Congress is expected this week to decide whether convicted murderers and spies can be buried at Arlington National Cemetery and more than 120 other burial grounds across the country.
A measure barring military veterans convicted of a state or federal capital crime from being interred in a national or state veterans’ cemetery is now before a joint House-Senate panel. The committee is working to craft a final version of the annual defense authorization bill.
If the conferees agree, veterans found guilty of capital offenses _which carry the death penalty or life in prison as a possible punishment _ also would not be allowed such honors as the playing of taps or a 21-gun salute at funerals at private cemeteries.

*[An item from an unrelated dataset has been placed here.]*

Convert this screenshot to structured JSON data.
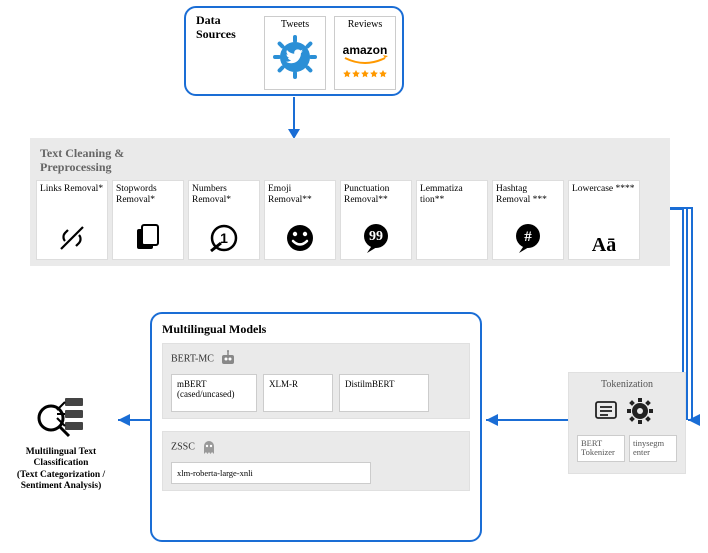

Last week, the Senate unanimously endorsed the bans, which were shepherded through by Sens. Larry Craig, R-Idaho, and Barbara Mikulski, D-Md. _ among the Senate’s most conservative and liberal senators, respectively. Craig said he expects House panel members will follow suit.
“We anticipate it will be agreed to,” said Jeff Schrade, a spokesman for Craig.
The issue of whether those convicted of heinous crimes should be allowed to be laid to rest at national cemeteries arose last summer, when family members of a murdered elderly couple in Maryland objected to the placement of the convicted man’s cremated remains in an Arlington cemetery columbarium.
The murderer, Russell W. Wagner, 52, had been honorably discharged after an Army tour. Though sentenced to two consecutive life sentences, Wagner was technically eligible for parole. He died in February of an apparent heroin overdose in a Maryland state prison.
As a result of his parole eligibility, he was exempt from a 1997 law passed to prevent the remains of Oklahoma City bomber Timothy McVeigh from being buried in a national cemetery. Congress wrote that law narrowly, barring just those who were convicted of murder and sentenced to death or to prison with no possibility of parole.
The new legislation would close that loophole.
Under federal law, capital crimes include murder, espionage, treason, kidnappings related to bank heists, and mailing explosives or other deadly substances with the intent to kill. Capital offenses can vary under states’ criminal codes.
(Contact Lisa Hoffman at HoffmanL(at)shns.com)